Subjective probability, at least the way it is actually used by practicing scientists, is a sort of “as-if” subjectivity — how would an agent reason if her beliefs were reflected in a certain set of probability distributions? This is why when I discuss probability I try to make the pedantic point that all probabilities are conditional, at least on some background prior information or context. So we shouldn’t really ever write a probability that statement “A” is true as P(A), but rather as P(A|I) for some background information, “I”. If I change the background information to “J”, it shouldn’t surprise me that P(A|I)≠P(A|J). The whole point of doing science is to reason from assumptions and data; it is perfectly plausible for an actual scientist to restrict the context to a choice between two alternatives that she knows to be false. This view of probability owes a lot to Ed Jaynes (as also elucidated by Keith van Horn and others) and would probably be held by most working scientists if you made them elucidate their views in a consistent way.
Still, these philosophical points do not take away from Gelman’s more practical ones, which to me seem distinct from those loftier questions and from each other: first, that the formalism of model comparison is often too sensitive to prior information; second, that we should be able to do some sort of alternative-free model checking in order to falsify a model even if we don’t have any well-motivated substitute. Indeed, I suspect that most scientists, even hardcore Bayesians, work this way even if they (we) don’t always admit it.
Like my friend and colleague Peter Coles, I am just returned from the fine wine-soaked dinner for the workshop “Cosmology and Astroparticle physics from the LHC to PLANCK” held at the Niels Bohr Institute in Copenhagen. It is an honor to visit the place where so many discoveries of 20th Century physics were made, and an even greater honor to be able to speak in the same auditorium as many of the best physicists of the last hundred years. (You can see the conference photo here; apparently, the trumpet is just the latest in a long series.)
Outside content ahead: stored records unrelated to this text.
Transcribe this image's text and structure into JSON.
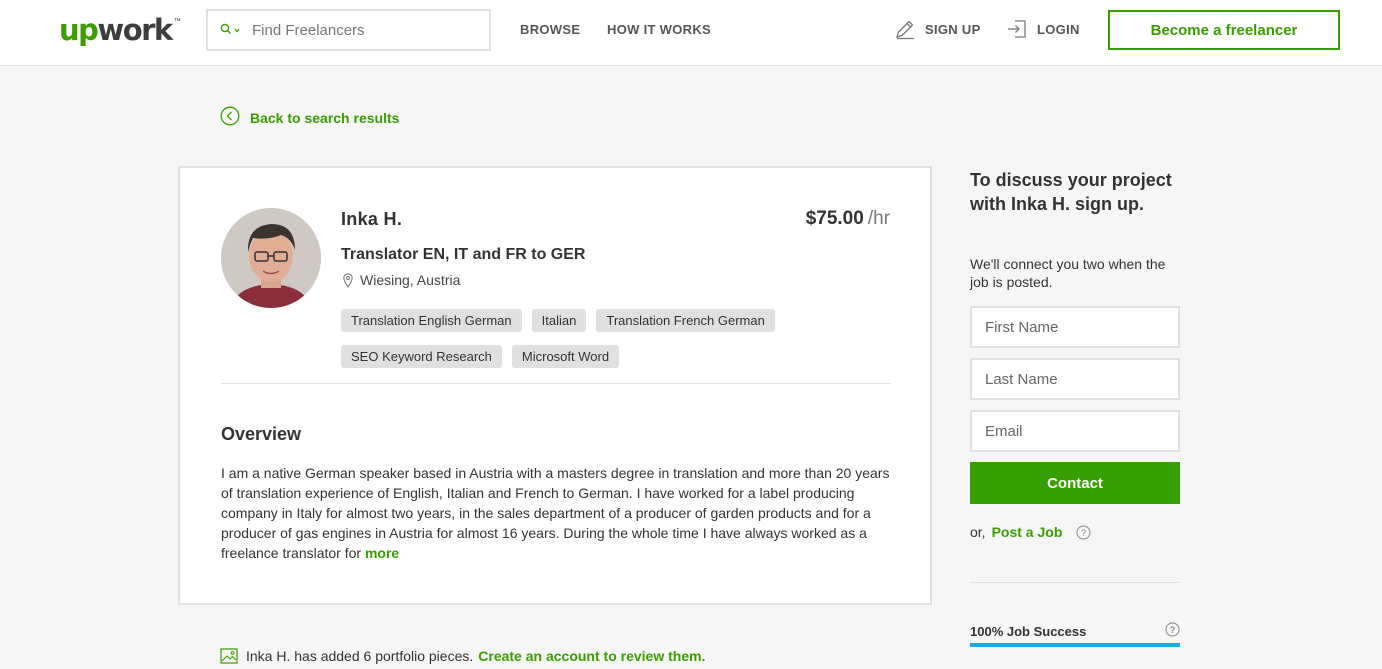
{
  "header": {
    "logo_text_up": "up",
    "logo_text_work": "work",
    "logo_tm": "™",
    "search_placeholder": "Find Freelancers",
    "nav_browse": "BROWSE",
    "nav_how": "HOW IT WORKS",
    "nav_signup": "SIGN UP",
    "nav_login": "LOGIN",
    "become_label": "Become a freelancer"
  },
  "back_link": "Back to search results",
  "profile": {
    "name": "Inka H.",
    "rate_amount": "$75.00",
    "rate_unit": "/hr",
    "title": "Translator EN, IT and FR to GER",
    "location": "Wiesing, Austria",
    "skills": [
      "Translation English German",
      "Italian",
      "Translation French German",
      "SEO Keyword Research",
      "Microsoft Word"
    ],
    "overview_title": "Overview",
    "overview_text": "I am a native German speaker based in Austria with a masters degree in translation and more than 20 years of translation experience of English, Italian and French to German. I have worked for a label producing company in Italy for almost two years, in the sales department of a producer of garden products and for a producer of gas engines in Austria for almost 16 years. During the whole time I have always worked as a freelance translator for",
    "overview_more": "more"
  },
  "sidebar": {
    "title": "To discuss your project with Inka H. sign up.",
    "subtitle": "We'll connect you two when the job is posted.",
    "first_name_placeholder": "First Name",
    "last_name_placeholder": "Last Name",
    "email_placeholder": "Email",
    "contact_label": "Contact",
    "or_label": "or,",
    "post_job_label": "Post a Job",
    "job_success_label": "100% Job Success",
    "job_success_value": 1.0
  },
  "portfolio": {
    "text": "Inka H. has added 6 portfolio pieces.",
    "cta": "Create an account to review them."
  },
  "colors": {
    "brand_green": "#37a000",
    "job_success_blue": "#1caadb"
  }
}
I talked about the most recent results from the Planck Satellite, gave an overview of the state of the art of (pre-Planck) measurements of the Cosmic Microwave Background, and found myself in what feels like the unlikely role as a mouthpiece for a large (and therefore conservative) community, basically putting forward the standard model of cosmology: a hot big bang with dark matter, dark energy, and inflation — a model that requires not one, not two, but (at least) three separate additions to particles and fields that we know from terrestrial observations: one to make up the bulk of the mass of today’s Universe, another to make the Universe accelerate in its expansion today, and another to make it accelerate at early times. It would sound absurd if it weren’t so well supported by observations.